THE Government's flagship policy to revamp struggling schools has been dealt a further blow, as a TES survey shows it is failing to improve pupils' exam results.
Ministers have already been embarrassed by the high-profile resignations of four heads of the schools publicly named as needing special attention. All four were paid high salaries to turn round each of the schools.
Of the first 11 secondary schools closed and re-opened with a new name and new management in the past two years, only one - Fir Vale in Sheffield - reported a significant rise in pupils gaining five or more top GCSEs.
At Islington Arts and Media school, the proportion gaining five or more top grades fell from 17 to 6 per cent. The former George Orwell comprehensive in north London, had a pound;4 million relaunch last year.
At Firfield community school, Newcastle, which is to close next year, the rate dropped from 9 to 4 per cent - worse results than any in the final four years before it was given a Fresh Start.
At East Brighton College of Media Arts, the fall was from 20 to 13 per cent. At a fourth school which has not lost its headteacher, Kingswood high school in Hull, the proportion slumped from 8 to 3 per cent.
The results were immediately seized upon by the teaching unions. Doug McAvoy, general secretary of the National Union of Teachrs, said: "Fresh Start is a failed policy. Its only effect is to demoralise the committed staff who work in these tough schools."
Nigel de Gruchy, general secretary of the National Association of Schoolmasters Union of Women Teachers, said: "Fresh Start is a cheap and nasty option for struggling schools, which has no guarantee of success."
He said the Government should consider trebling the budgets of schools on the list, giving them the chance of offering good staff pound;10,000 bonuses to work in them.
This week, Torsten Friedag, the headteacher of Islington Arts and Media school who resigned in March, cited a lack of support from governors and the local education authority as a reason for quitting.
Three of the 11 schools have been placed on special measures since re opening.
The Government last week announced that all 25 Fresh Start schools will receive an average of pound;200,000 extra for each of the next two years.
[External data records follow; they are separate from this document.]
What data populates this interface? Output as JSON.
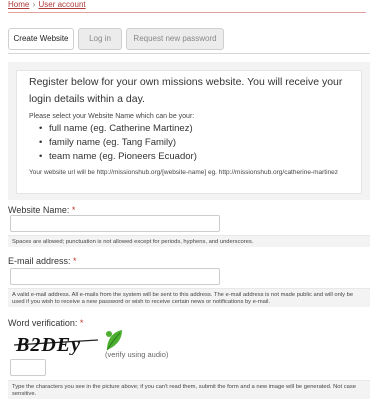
{
  "breadcrumb": {
    "home": "Home",
    "separator": "›",
    "current": "User account"
  },
  "tabs": [
    {
      "label": "Create Website"
    },
    {
      "label": "Log in"
    },
    {
      "label": "Request new password"
    }
  ],
  "intro": {
    "heading": "Register below for your own missions website. You will receive your login details within a day.",
    "please": "Please select your Website Name which can be your:",
    "options": [
      "full name (eg. Catherine Martinez)",
      "family name (eg. Tang Family)",
      "team name (eg. Pioneers Ecuador)"
    ],
    "url_note": "Your website url will be http://missionshub.org/[website-name] eg. http://missionshub.org/catherine-martinez"
  },
  "website_name": {
    "label": "Website Name:",
    "required": "*",
    "value": "",
    "help": "Spaces are allowed; punctuation is not allowed except for periods, hyphens, and underscores."
  },
  "email": {
    "label": "E-mail address:",
    "required": "*",
    "value": "",
    "help": "A valid e-mail address. All e-mails from the system will be sent to this address. The e-mail address is not made public and will only be used if you wish to receive a new password or wish to receive certain news or notifications by e-mail."
  },
  "captcha": {
    "label": "Word verification:",
    "required": "*",
    "image_text": "B2DEy",
    "audio_prefix": "(verify using ",
    "audio_link": "audio",
    "audio_suffix": ")",
    "value": "",
    "help": "Type the characters you see in the picture above; if you can't read them, submit the form and a new image will be generated. Not case sensitive."
  },
  "colors": {
    "accent": "#b03a3a",
    "required": "#c0392b",
    "panel": "#f3f3f3",
    "leaf": "#4caf2f"
  }
}
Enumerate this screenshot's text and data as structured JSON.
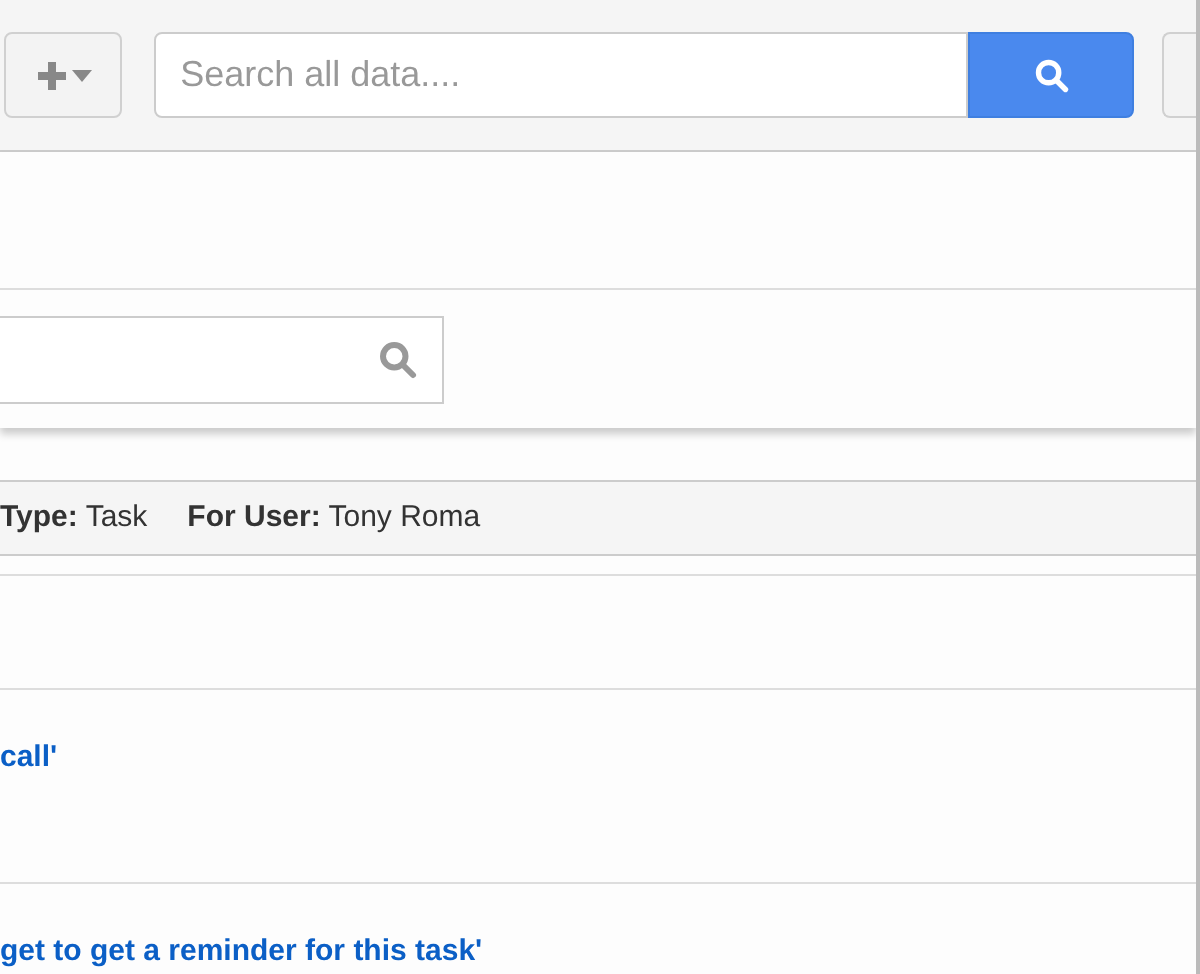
{
  "toolbar": {
    "search": {
      "placeholder": "Search all data...."
    }
  },
  "filter_bar": [
    {
      "label": "Type:",
      "value": "Task"
    },
    {
      "label": "For User:",
      "value": "Tony Roma"
    }
  ],
  "rows": [
    {
      "title": "call'"
    },
    {
      "title": "get to get a reminder for this task'"
    }
  ]
}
Fir Vale school, where the proportion of pupils gaining five top GCSEs climbed from 11 to 17 per cent, is to use the money to give staff a 5 per cent loyalty bonus.
A fund of pound;60 million was announced for Fresh Start and the new City Academy schools in the Budget.
A Department for Education and Employment spokesman admitted it was the first time government cash had gone directly and specifically to Fresh Start.
Additional reporting by